YOUR GOAL.
Copy the listing that follows exactly. Its pictures do not belong in the copy.

───── AVAILABLE DATA

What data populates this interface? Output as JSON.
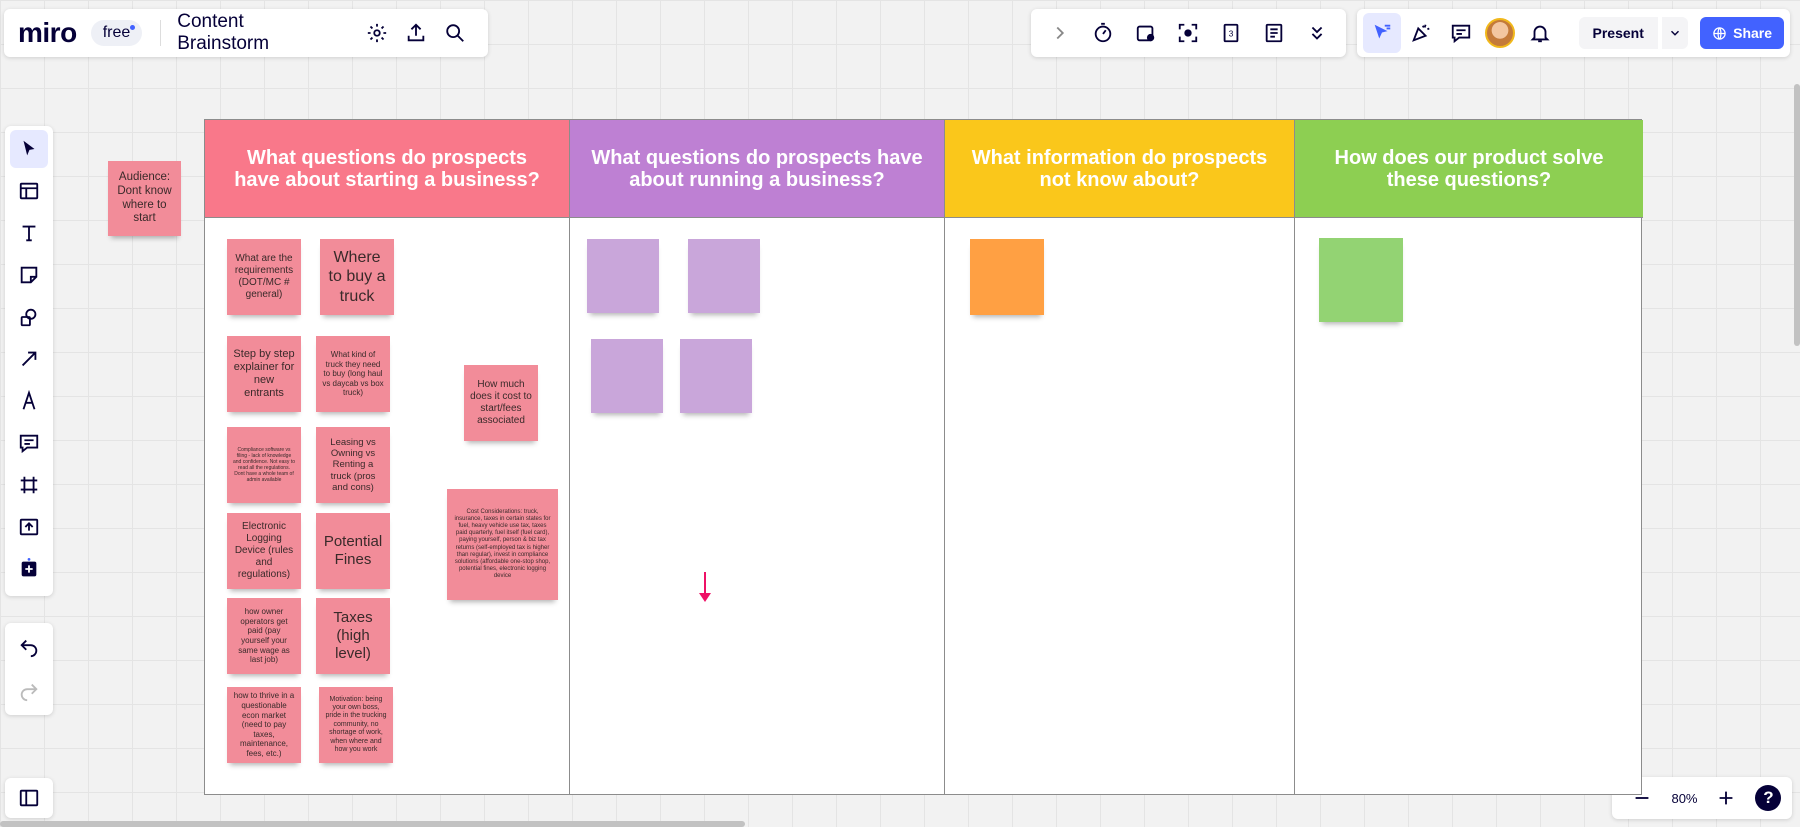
{
  "topbar": {
    "logo": "miro",
    "plan_badge": "free",
    "board_title": "Content Brainstorm"
  },
  "top_right": {
    "present_label": "Present",
    "share_label": "Share",
    "tools": [
      "chevron-right-icon",
      "timer-icon",
      "voting-icon",
      "focus-icon",
      "calendar-icon",
      "notes-icon",
      "more-icon"
    ]
  },
  "left_toolbar": {
    "tools": [
      "select-icon",
      "templates-icon",
      "text-icon",
      "sticky-note-icon",
      "shapes-icon",
      "connector-icon",
      "pen-icon",
      "comment-icon",
      "frame-icon",
      "upload-icon",
      "apps-icon"
    ]
  },
  "zoom": {
    "level": "80%",
    "help": "?"
  },
  "board": {
    "audience_note": "Audience: Dont know where to start",
    "columns": [
      {
        "title": "What questions do prospects have about starting a business?",
        "color": "#f9788a"
      },
      {
        "title": "What questions do prospects have about running a business?",
        "color": "#be80d3"
      },
      {
        "title": "What information do prospects not know about?",
        "color": "#fac71b"
      },
      {
        "title": "How does our product solve these questions?",
        "color": "#8dcf52"
      }
    ],
    "notes": [
      "What are the requirements (DOT/MC # general)",
      "Where to buy a truck",
      "Step by step explainer for new entrants",
      "What kind of truck they need to buy (long haul vs daycab vs box truck)",
      "Compliance software vs filing - lack of knowledge and confidence. Not easy to read all the regulations. Dont have a whole team of admin available",
      "Leasing vs Owning vs Renting a truck (pros and cons)",
      "Electronic Logging Device (rules and regulations)",
      "Potential Fines",
      "how owner operators get paid (pay yourself your same wage as last job)",
      "Taxes (high level)",
      "how to thrive in a questionable econ market (need to pay taxes, maintenance, fees, etc.)",
      "Motivation: being your own boss, pride in the trucking community, no shortage of work, when where and how you work",
      "How much does it cost to start/fees associated",
      "Cost Considerations: truck, insurance, taxes in certain states for fuel, heavy vehicle use tax, taxes paid quarterly, fuel itself (fuel card), paying yourself, person & biz tax returns (self-employed tax is higher than regular), invest in compliance solutions (affordable one-stop shop, potential fines, electronic logging device"
    ]
  }
}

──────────

SOLUTION TO THIS EXERCISE.
What data populates this interface? Output as JSON.
{
  "topbar": {
    "logo": "miro",
    "plan_badge": "free",
    "board_title": "Content Brainstorm"
  },
  "top_right": {
    "present_label": "Present",
    "share_label": "Share",
    "tools": [
      "chevron-right-icon",
      "timer-icon",
      "voting-icon",
      "focus-icon",
      "calendar-icon",
      "notes-icon",
      "more-icon"
    ]
  },
  "left_toolbar": {
    "tools": [
      "select-icon",
      "templates-icon",
      "text-icon",
      "sticky-note-icon",
      "shapes-icon",
      "connector-icon",
      "pen-icon",
      "comment-icon",
      "frame-icon",
      "upload-icon",
      "apps-icon"
    ]
  },
  "zoom": {
    "level": "80%",
    "help": "?"
  },
  "board": {
    "audience_note": "Audience: Dont know where to start",
    "columns": [
      {
        "title": "What questions do prospects have about starting a business?",
        "color": "#f9788a"
      },
      {
        "title": "What questions do prospects have about running a business?",
        "color": "#be80d3"
      },
      {
        "title": "What information do prospects not know about?",
        "color": "#fac71b"
      },
      {
        "title": "How does our product solve these questions?",
        "color": "#8dcf52"
      }
    ],
    "notes": [
      "What are the requirements (DOT/MC # general)",
      "Where to buy a truck",
      "Step by step explainer for new entrants",
      "What kind of truck they need to buy (long haul vs daycab vs box truck)",
      "Compliance software vs filing - lack of knowledge and confidence. Not easy to read all the regulations. Dont have a whole team of admin available",
      "Leasing vs Owning vs Renting a truck (pros and cons)",
      "Electronic Logging Device (rules and regulations)",
      "Potential Fines",
      "how owner operators get paid (pay yourself your same wage as last job)",
      "Taxes (high level)",
      "how to thrive in a questionable econ market (need to pay taxes, maintenance, fees, etc.)",
      "Motivation: being your own boss, pride in the trucking community, no shortage of work, when where and how you work",
      "How much does it cost to start/fees associated",
      "Cost Considerations: truck, insurance, taxes in certain states for fuel, heavy vehicle use tax, taxes paid quarterly, fuel itself (fuel card), paying yourself, person & biz tax returns (self-employed tax is higher than regular), invest in compliance solutions (affordable one-stop shop, potential fines, electronic logging device"
    ]
  }
}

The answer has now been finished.